▶ _Data to examine_

---------------

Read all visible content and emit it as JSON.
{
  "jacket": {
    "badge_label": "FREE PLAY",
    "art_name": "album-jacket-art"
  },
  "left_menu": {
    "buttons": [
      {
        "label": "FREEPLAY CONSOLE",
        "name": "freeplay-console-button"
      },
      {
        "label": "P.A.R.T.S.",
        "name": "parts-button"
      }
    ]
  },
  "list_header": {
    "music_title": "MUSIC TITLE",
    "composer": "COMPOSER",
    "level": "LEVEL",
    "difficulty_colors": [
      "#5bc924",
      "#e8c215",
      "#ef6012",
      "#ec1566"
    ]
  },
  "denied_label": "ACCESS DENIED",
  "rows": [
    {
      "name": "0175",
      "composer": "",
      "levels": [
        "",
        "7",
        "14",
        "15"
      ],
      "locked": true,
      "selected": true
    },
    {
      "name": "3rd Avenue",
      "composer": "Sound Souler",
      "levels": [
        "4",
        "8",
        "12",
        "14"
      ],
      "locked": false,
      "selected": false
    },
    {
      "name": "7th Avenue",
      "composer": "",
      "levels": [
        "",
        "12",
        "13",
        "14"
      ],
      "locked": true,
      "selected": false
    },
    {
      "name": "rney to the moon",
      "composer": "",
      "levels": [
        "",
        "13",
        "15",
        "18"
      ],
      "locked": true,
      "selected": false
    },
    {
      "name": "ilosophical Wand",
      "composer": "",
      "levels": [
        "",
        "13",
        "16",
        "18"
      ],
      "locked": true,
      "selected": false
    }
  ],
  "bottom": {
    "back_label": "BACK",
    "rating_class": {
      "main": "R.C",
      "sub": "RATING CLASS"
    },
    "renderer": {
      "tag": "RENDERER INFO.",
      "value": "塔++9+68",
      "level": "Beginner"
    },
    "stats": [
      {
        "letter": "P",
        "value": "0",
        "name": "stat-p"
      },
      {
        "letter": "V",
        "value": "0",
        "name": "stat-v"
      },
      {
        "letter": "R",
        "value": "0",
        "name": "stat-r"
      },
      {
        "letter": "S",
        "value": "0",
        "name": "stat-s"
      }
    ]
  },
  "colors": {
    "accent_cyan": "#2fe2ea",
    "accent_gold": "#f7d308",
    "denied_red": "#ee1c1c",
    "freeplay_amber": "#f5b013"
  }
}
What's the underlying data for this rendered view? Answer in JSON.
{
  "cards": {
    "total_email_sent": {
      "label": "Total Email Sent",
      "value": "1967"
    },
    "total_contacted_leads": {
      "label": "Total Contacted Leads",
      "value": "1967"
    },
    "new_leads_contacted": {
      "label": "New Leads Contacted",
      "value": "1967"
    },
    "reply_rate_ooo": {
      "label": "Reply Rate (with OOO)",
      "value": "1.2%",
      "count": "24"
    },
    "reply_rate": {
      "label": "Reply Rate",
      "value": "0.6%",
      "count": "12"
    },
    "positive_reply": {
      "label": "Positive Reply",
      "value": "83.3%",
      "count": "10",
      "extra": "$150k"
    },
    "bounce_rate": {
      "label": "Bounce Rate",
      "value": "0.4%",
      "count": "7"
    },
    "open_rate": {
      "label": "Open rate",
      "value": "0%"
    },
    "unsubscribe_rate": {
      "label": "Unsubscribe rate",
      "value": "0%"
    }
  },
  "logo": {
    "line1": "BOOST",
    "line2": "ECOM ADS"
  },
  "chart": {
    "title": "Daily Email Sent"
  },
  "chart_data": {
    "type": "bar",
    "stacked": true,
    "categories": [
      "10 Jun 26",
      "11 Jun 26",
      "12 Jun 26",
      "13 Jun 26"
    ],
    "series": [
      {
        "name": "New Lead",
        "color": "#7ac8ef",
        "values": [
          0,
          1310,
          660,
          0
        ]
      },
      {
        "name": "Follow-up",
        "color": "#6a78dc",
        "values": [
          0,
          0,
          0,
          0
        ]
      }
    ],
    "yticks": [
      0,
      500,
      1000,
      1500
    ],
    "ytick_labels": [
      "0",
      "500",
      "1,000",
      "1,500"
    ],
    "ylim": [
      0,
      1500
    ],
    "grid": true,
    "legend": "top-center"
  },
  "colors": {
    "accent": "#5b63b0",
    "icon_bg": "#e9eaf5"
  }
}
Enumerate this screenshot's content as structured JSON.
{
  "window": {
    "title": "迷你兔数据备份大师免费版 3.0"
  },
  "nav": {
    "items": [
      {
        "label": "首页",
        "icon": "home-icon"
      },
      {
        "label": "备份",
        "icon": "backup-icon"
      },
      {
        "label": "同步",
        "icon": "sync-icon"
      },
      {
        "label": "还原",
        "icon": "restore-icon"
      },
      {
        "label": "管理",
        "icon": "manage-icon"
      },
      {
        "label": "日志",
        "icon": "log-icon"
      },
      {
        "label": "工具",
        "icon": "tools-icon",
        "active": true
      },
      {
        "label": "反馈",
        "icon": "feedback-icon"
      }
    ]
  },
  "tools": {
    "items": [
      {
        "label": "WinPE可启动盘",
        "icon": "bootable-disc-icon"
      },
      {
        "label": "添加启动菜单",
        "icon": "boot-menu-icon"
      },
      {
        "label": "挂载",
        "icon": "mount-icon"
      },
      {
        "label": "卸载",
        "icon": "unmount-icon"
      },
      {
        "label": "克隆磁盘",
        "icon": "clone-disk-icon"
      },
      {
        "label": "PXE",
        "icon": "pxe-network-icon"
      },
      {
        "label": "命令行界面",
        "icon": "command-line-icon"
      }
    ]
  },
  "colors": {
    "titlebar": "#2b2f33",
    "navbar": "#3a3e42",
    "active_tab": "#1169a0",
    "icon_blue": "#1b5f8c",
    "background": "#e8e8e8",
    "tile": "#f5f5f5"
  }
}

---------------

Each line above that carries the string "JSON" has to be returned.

▶ _Answer below_
Read all visible content and emit it as JSON.
What's the underlying data for this rendered view? Answer in JSON.
Enumerate this screenshot's content as structured JSON.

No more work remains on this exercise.